The Clumsy Tiler S
Use a pattern to count in a geometrical situation.
Devise and use problem solving strategies to explore situations mathematically (make a drawing, use equipment).
This problem is one of three parallel problems. Each one takes up the basic theme of Fred and his difficulty with tiles. But this one has a statistics flavour while the other two have geometric and numerical aspects (see The Clumsy Tiler G and The Clumsy Tiler N, respectively). All of the problems are at Level 4.
One of the points of these lessons is to show that by changing a problem by just a little, it ends up in another strand of the curriculum.
The current lesson deals with the different ways that the tiles could be laid. The student have to keep track of them as they are laid. They especially have to be careful to keep track of where the broken tile was about to be put. In the process they should be able to find a pattern.
Like The Clumsy Tiler N, the numbers that we are dealing with here form a geometric sequence. Such a sequence requires a fixed number to multiply each term in order to get the next one. The sequence 2, 6, 18, 54, … is a geometric sequence where the fixed number that does the multiplying is 3. Fred’s problem is about finding how many ways that the 1 square metre part of Sue’s floor can be tiled.

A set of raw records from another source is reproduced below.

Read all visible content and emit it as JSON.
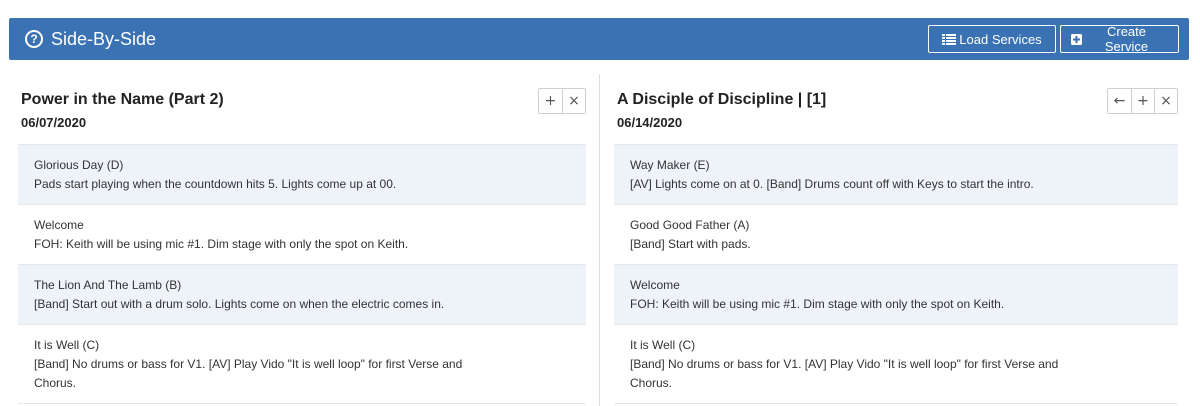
{
  "app": {
    "title": "Side-By-Side",
    "help_icon_glyph": "?",
    "accent_color": "#3a72b4"
  },
  "header": {
    "load_label": "Load Services",
    "create_label": "Create Service"
  },
  "left": {
    "title": "Power in the Name (Part 2)",
    "date": "06/07/2020",
    "items": [
      {
        "title": "Glorious Day (D)",
        "note": "Pads start playing when the countdown hits 5. Lights come up at 00."
      },
      {
        "title": "Welcome",
        "note": "FOH: Keith will be using mic #1. Dim stage with only the spot on Keith."
      },
      {
        "title": "The Lion And The Lamb (B)",
        "note": "[Band] Start out with a drum solo. Lights come on when the electric comes in."
      },
      {
        "title": "It is Well (C)",
        "note": "[Band] No drums or bass for V1. [AV] Play Vido \"It is well loop\" for first Verse and Chorus."
      }
    ]
  },
  "right": {
    "title": "A Disciple of Discipline | [1]",
    "date": "06/14/2020",
    "items": [
      {
        "title": "Way Maker (E)",
        "note": "[AV] Lights come on at 0. [Band] Drums count off with Keys to start the intro."
      },
      {
        "title": "Good Good Father (A)",
        "note": "[Band] Start with pads."
      },
      {
        "title": "Welcome",
        "note": "FOH: Keith will be using mic #1. Dim stage with only the spot on Keith."
      },
      {
        "title": "It is Well (C)",
        "note": "[Band] No drums or bass for V1. [AV] Play Vido \"It is well loop\" for first Verse and Chorus."
      }
    ]
  },
  "icons": {
    "add": "+",
    "close": "×",
    "back": "←"
  }
}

But the geometric arrangements here are important too as they give some insight into the way that shapes fit together. The geometrical side of the problem leads on to tessellations of the plane and to visualising objects in 2- and 3-dimensions. Hence it helps to lay the foundations of a feeling for geometry that bear fruits later in Cartesian geometry and in trigonometry.
Fred was a man who laid tiles. He had this beautiful big 1 metre by 1 metre square tile for part of Sue’s new kitchen floor in front of her fridge. But he broke it as he was putting it down.
Fred couldn’t replace the tile but he did find four square tiles to fill the space of the big one. He laid three of these tiles perfectly but as he was putting the last one in place he broke it.
Fred couldn’t replace these new smaller tiles, so, in the hole where the broken one should have gone, he laid four even smaller tiles. He laid three of these tiles perfectly but as he was putting the last one in place he broke it.
This happened another two times. How many possible ways could Fred have laid the tiles on Sue’s kitchen floor?
How many possible ways could Fred have laid the floor if he had broken 100 tiles?
- Ask the students if they have been in any rooms that have tiles on the floor. (It’s likely that they will have been in toilets where there were square tiles.)
How do they lay tiles like that?
- Tell them about Fred.
What did his first tile look like?
What did the second one look like?
How were his first three tiles laid? In how many ways could this be done?
Help the students to realise that, because there is a fridge next to the tiles, the square area is fixed at one end. This means that there are four ways to tile the floor with the first three tiles.
- Repeat Fred’s story. Get them to work in groups to solve the problem.
- Give them a hand if they need it. Let the groups that finish quickly try the Extension problem.
- Ask one or two of the groups to tell how they solved the problem. Make sure that everyone has a good idea of how to do it.
- Some of the students who worked on the Extension problem might like to report back too. If no one has solved this check that everyone understands what the problem is. You might like to suggest that they ask their parents for help and leave the solution for another day.
- Give the students time to write down a solution in their books.
How many different ways are there of tiling Sue’s square metre, if Fred replaces one tile at each stage by 9. (Of course, he breaks one of these at each stage too.)
When Fred is tiling with the first three tiles he can leave a space in 4 places. Hence at the first stage, there are 4 ways that the floor can be tiled. We show these 4 ways below
Now at the next stage, the three new tiles can go into the blank space in the diagrams above. Again, in each diagram they can be laid in 4 ways. This gives rise to 16 tilings.
At every new stage, each diagram leads to 4 new tilings. So we progressively get 16 x 4 = 64 tilings, then 64 x 4 = 256 tilings, and then 256 x 4 = 1024. Since for the first part of the question there are five stages, we get 1024 tilings at this point.
Now what if there were 100 breakages? Spot the pattern. Each new stage gives rise to a factor of 4 more tilings. So for 100 stages we’ll get 4 x 4 … x 4 tilings (with 100 4s).
The only difference with 9 tiles is that there are 9 possible ways that we could have a tile missing. At the first stage then, there will be 9 possible ways to tile the square. But at the next stage we get 9 different possibilities for each of the 9 tilings. So after 5 stages we have 9 x 9 x 9 x 9 x 9 = 59049.
After 100 stages we’ll have 9 multiplied by itself 100 times. That’s a colossal number. It’s about 26 with 94 zeros after it. Something like
260 000 000 000 000 000 000 000 000 000 000 000 000 000 000 000 000 000 000 000 000 000 000 000 000 000 000 000 000 000 000 000 000 000 000 000 000 000 000 000 000 000 000 000 000 000 000 000 000 000 000 000 000 000 000 000 000 000 000 000 000 000.